The appeal of extremists such as the Muslim Brotherhood, Hezbollah, Hamas, Al-Qaeda, Daesh and the Taliban is likely to fade over the next 10 years, researchers found.

The survey indicates that most Arabs view corruption as the main problem in their home country and the leading cause of conflict in the Arab world.

 

Daesh (Islamic State) fighters march in Raqqa, Syria, at the height of their power in 2014. (AP file photo)

Researchers also found overwhelming approval for developments in female empowerment such as Saudi women driving and a new inheritance law in Tunisia, and most Arabs expect further progress in their own countries in the next 10 years.

The survey’s findings on political Islam were “good news” for the region, said political science professor Dr. Abdulkhaleq Abdulla. The Middle East had had enough of extremism and Arabs realized that political groups based on religion were “taking them nowhere,” Abdulla told Arab News.

“Indeed, we have seen the ugly face of it during the four to five years of Daesh’s control of large areas in Syria and Iraq. So it is natural to see there is a decline in the popularity of these parties. But much more important are the predictions that support for religious parties, whether moderate or extremist, is in sharp decline.

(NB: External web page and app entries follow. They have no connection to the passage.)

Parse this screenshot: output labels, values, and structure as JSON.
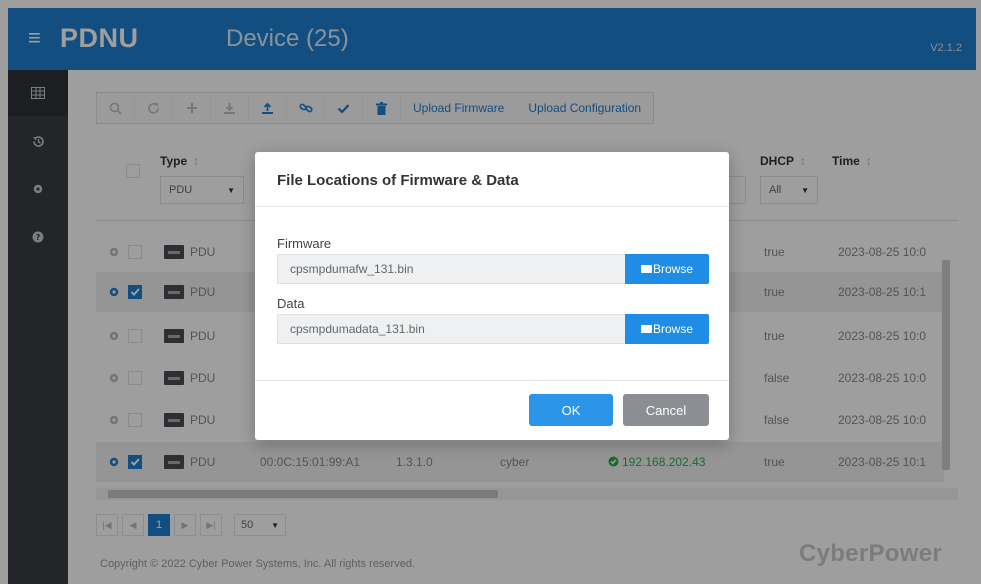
{
  "header": {
    "menu_icon": "hamburger-icon",
    "brand": "PDNU",
    "title": "Device (25)",
    "version": "V2.1.2"
  },
  "sidebar": {
    "items": [
      {
        "icon": "grid-icon",
        "active": true
      },
      {
        "icon": "history-icon",
        "active": false
      },
      {
        "icon": "gear-icon",
        "active": false
      },
      {
        "icon": "help-icon",
        "active": false
      }
    ]
  },
  "toolbar": {
    "icons": [
      "search-icon",
      "refresh-icon",
      "add-icon",
      "download-icon",
      "upload-icon",
      "link-icon",
      "check-icon",
      "trash-icon"
    ],
    "upload_firmware": "Upload Firmware",
    "upload_configuration": "Upload Configuration"
  },
  "table": {
    "columns": {
      "type": "Type",
      "dhcp": "DHCP",
      "time": "Time"
    },
    "filters": {
      "type": "PDU",
      "dhcp": "All"
    },
    "rows": [
      {
        "selected": false,
        "type": "PDU",
        "mac": "",
        "fw": "",
        "user": "",
        "ip": "",
        "dhcp": "true",
        "time": "2023-08-25 10:0"
      },
      {
        "selected": true,
        "type": "PDU",
        "mac": "",
        "fw": "",
        "user": "",
        "ip": "",
        "dhcp": "true",
        "time": "2023-08-25 10:1"
      },
      {
        "selected": false,
        "type": "PDU",
        "mac": "",
        "fw": "",
        "user": "",
        "ip": "",
        "dhcp": "true",
        "time": "2023-08-25 10:0"
      },
      {
        "selected": false,
        "type": "PDU",
        "mac": "",
        "fw": "",
        "user": "",
        "ip": "",
        "dhcp": "false",
        "time": "2023-08-25 10:0"
      },
      {
        "selected": false,
        "type": "PDU",
        "mac": "",
        "fw": "",
        "user": "",
        "ip": "",
        "dhcp": "false",
        "time": "2023-08-25 10:0"
      },
      {
        "selected": true,
        "type": "PDU",
        "mac": "00:0C:15:01:99:A1",
        "fw": "1.3.1.0",
        "user": "cyber",
        "ip": "192.168.202.43",
        "dhcp": "true",
        "time": "2023-08-25 10:1"
      }
    ]
  },
  "pager": {
    "current_page": "1",
    "page_size": "50"
  },
  "footer": {
    "copyright": "Copyright © 2022 Cyber Power Systems, Inc. All rights reserved.",
    "logo": "CyberPower"
  },
  "dialog": {
    "title": "File Locations of Firmware & Data",
    "firmware_label": "Firmware",
    "firmware_value": "cpsmpdumafw_131.bin",
    "data_label": "Data",
    "data_value": "cpsmpdumadata_131.bin",
    "browse_label": "Browse",
    "ok_label": "OK",
    "cancel_label": "Cancel"
  },
  "colors": {
    "primary": "#1f7fd1",
    "sidebar": "#3a3d42",
    "ok": "#2b95e9",
    "cancel": "#8b8f94",
    "online": "#2eaa4f"
  }
}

Opinion

This section contains relevant reference points, placed in (Opinion field)

“People are becoming aware that there has been some kind of abuse and overuse of people’s emotions for political gains by these religious movements. The foremost is the Muslim Brotherhood, which is going through its worst moment.”

The YouGov survey was commissioned by Arab News in partnership with the Arab Strategy Forum, which takes place today in Dubai. The 12th annual event will explore events and trends expected over the next 10 years, with 18 key speakers including former ministers, government officials, industry experts, international strategists, writers and media professionals. 

 

ALSO READ:

Poll bodes well for future of women’s empowerment in the Arab world

Arabs fed up with corruption, survey suggests

Study sees religion as the moral compass of Arab societies